ASSIGNMENT: Going through the data below, copy out each line where the word "thách" shows up.

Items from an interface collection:
__________________________________________________
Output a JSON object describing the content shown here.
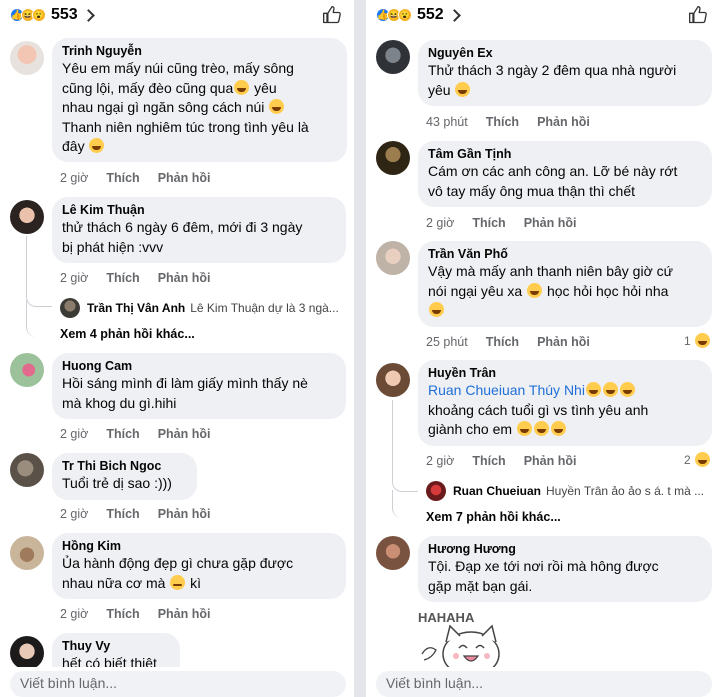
{
  "left": {
    "reaction_count": "553",
    "comments": [
      {
        "name": "Trinh Nguyễn",
        "text": "Yêu em mấy núi cũng trèo, mấy sông\ncũng lội, mấy đèo cũng qua",
        "text2": " yêu\nnhau ngại gì ngăn sông cách núi ",
        "text3": "\nThanh niên nghiêm túc trong tình yêu là\nđây ",
        "time": "2 giờ"
      },
      {
        "name": "Lê Kim Thuận",
        "text": "thử thách 6 ngày 6 đêm, mới đi 3 ngày\nbị phát hiện :vvv",
        "time": "2 giờ"
      },
      {
        "name": "Huong Cam",
        "text": "Hồi sáng mình đi làm giấy mình thấy nè\nmà khog du gì.hihi",
        "time": "2 giờ"
      },
      {
        "name": "Tr Thi Bich Ngoc",
        "text": "Tuổi trẻ dị sao :)))",
        "time": "2 giờ"
      },
      {
        "name": "Hồng Kim",
        "text": "Ủa hành động đẹp gì chưa gặp được\nnhau nữa cơ mà ",
        "text2": " kì",
        "time": "2 giờ"
      },
      {
        "name": "Thuy Vy",
        "text": "hết có biết thiệt"
      }
    ],
    "reply": {
      "name": "Trần Thị Vân Anh",
      "text": "Lê Kim Thuận dự là 3 ngà..."
    },
    "more_replies": "Xem 4 phản hồi khác..."
  },
  "right": {
    "reaction_count": "552",
    "comments": [
      {
        "name": "Nguyên Ex",
        "text": "Thử thách 3 ngày 2 đêm qua nhà người\nyêu ",
        "time": "43 phút"
      },
      {
        "name": "Tâm Gần Tịnh",
        "text": "Cám ơn các anh công an. Lỡ bé này rớt\nvô tay mấy ông mua thận thì chết",
        "time": "2 giờ"
      },
      {
        "name": "Trần Văn Phố",
        "text": "Vậy mà mấy anh thanh niên bây giờ cứ\nnói ngại yêu xa ",
        "text2": " học hỏi học hỏi nha\n",
        "time": "25 phút",
        "react_count": "1"
      },
      {
        "name": "Huyền Trân",
        "tag": "Ruan Chueiuan Thúy Nhi",
        "text": "khoảng cách tuổi gì vs tình yêu anh\ngiành cho em ",
        "time": "2 giờ",
        "react_count": "2"
      },
      {
        "name": "Hương Hương",
        "text": "Tội. Đạp xe tới nơi rồi mà hông được\ngặp mặt bạn gái."
      }
    ],
    "reply": {
      "name": "Ruan Chueiuan",
      "text": "Huyền Trân ảo ảo s á. t mà ..."
    },
    "more_replies": "Xem 7 phản hồi khác...",
    "sticker_text": "HAHAHA"
  },
  "labels": {
    "like": "Thích",
    "reply": "Phản hồi",
    "compose_placeholder": "Viết bình luận..."
  }
}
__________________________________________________
RESPONSE BELOW:
        "text": "thử thách 6 ngày 6 đêm, mới đi 3 ngày\nbị phát hiện :vvv",
        "text": "Thử thách 3 ngày 2 đêm qua nhà người\nyêu ",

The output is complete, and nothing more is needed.